The six performers are working on an act — a performance piece on the history of Toronto’s Pride — for Colour Me Dragg’s Silence This! show on June 26th, part of Queer Pride 2010 at Buddies in Bad Times Theatre. A portion of ticket sales will go to QuAIA and Blockorama.

“It’s a wide range of groups, solos, spoken word, burlesque, drag queens, drag kings, gender performers,” says Milo Ramirez, who founded Colour Me Dragg almost five years ago and co-produces their shows. “We bring out the works.”

Buddies invited Colour Me Dragg, a drag/burlesque troupe for queer and trans artists of colour, to be part of Queer Pride. The group put a call out for performers and was quickly overwhelmed.

“If you look back at our original call-out, it said we had a limit of 10 acts,” says Ramirez. “We just can’t say no because we understand and we recognize how important Colour Me Dragg is for people. We read their descriptions, and we read their reasons for wanting to perform with Colour Me Dragg, and we just accommodate.”

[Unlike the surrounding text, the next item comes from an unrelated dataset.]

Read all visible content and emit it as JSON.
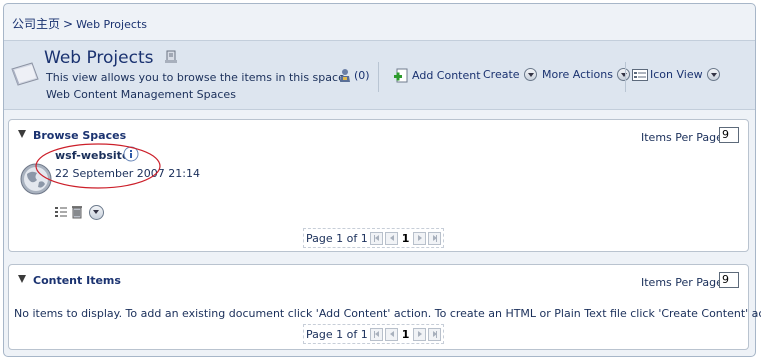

Silence This! will feature 20 acts, including Ill Na Na, Chromatically Correct and Sue Shi. Each act was given the theme of the show but has been free to interpret it in their own way.

Colour Me Dragg wanted to do something special for Queer Pride and put out a call for performers for a group number. The result is the rehearsal in the park.

They work collaboratively. There’s no director, and a couple of people take the lead coaching. At one point everyone is asked their opinion on what the next sequence, after the one depicting the bathhouse raids, should look like.

The Queer Pride event in the Chamber at Buddies will be the group’s biggest show to date.

“I just wanted to connect with more performers of colour,” says Ramirez of Colour Me Dragg’s beginnings, “see who was out there, see who was interested and see if there were people who were interested but who were intimidated by not seeing that much representation. I remember doing the call-out and just being amazed by the [response].”

Queer Pride at Buddies will also include a workshop presentation of Obaaberima, a theatre/dance piece created and performed by Tawiah M’Carthy. Other solo works include The First Time, created and performed by Paul Hutcheson, and A New Gay, starring Laura Landauer as Céline Dion.

The festival also offers an evening with Boylesque; Dead Sexy: A Funeral for Church Street; and Hard and Able, featuring cabaret performances by musician Lindsay Sarah Czitron and drag king Luka Sidaravicius. PrideCab, another multi-performer evening, is part of Buddies’ Queer Youth Arts Program.

Meanwhile, at Trinity-Bellwoods, Colour Me Dragg continues to polish their act. Some decisions need to be made about the montage, and the sequences set to Matthew Wilder’s “Break My Stride” and Michael Jackson’s “They Don’t Care About Us” need work.

“What’s great about Colour Me Dragg,” says Ramirez, “is that we come from all different experiences, all different areas, and we’re able to come together for the same goal. I think that’s what makes it so incredible.”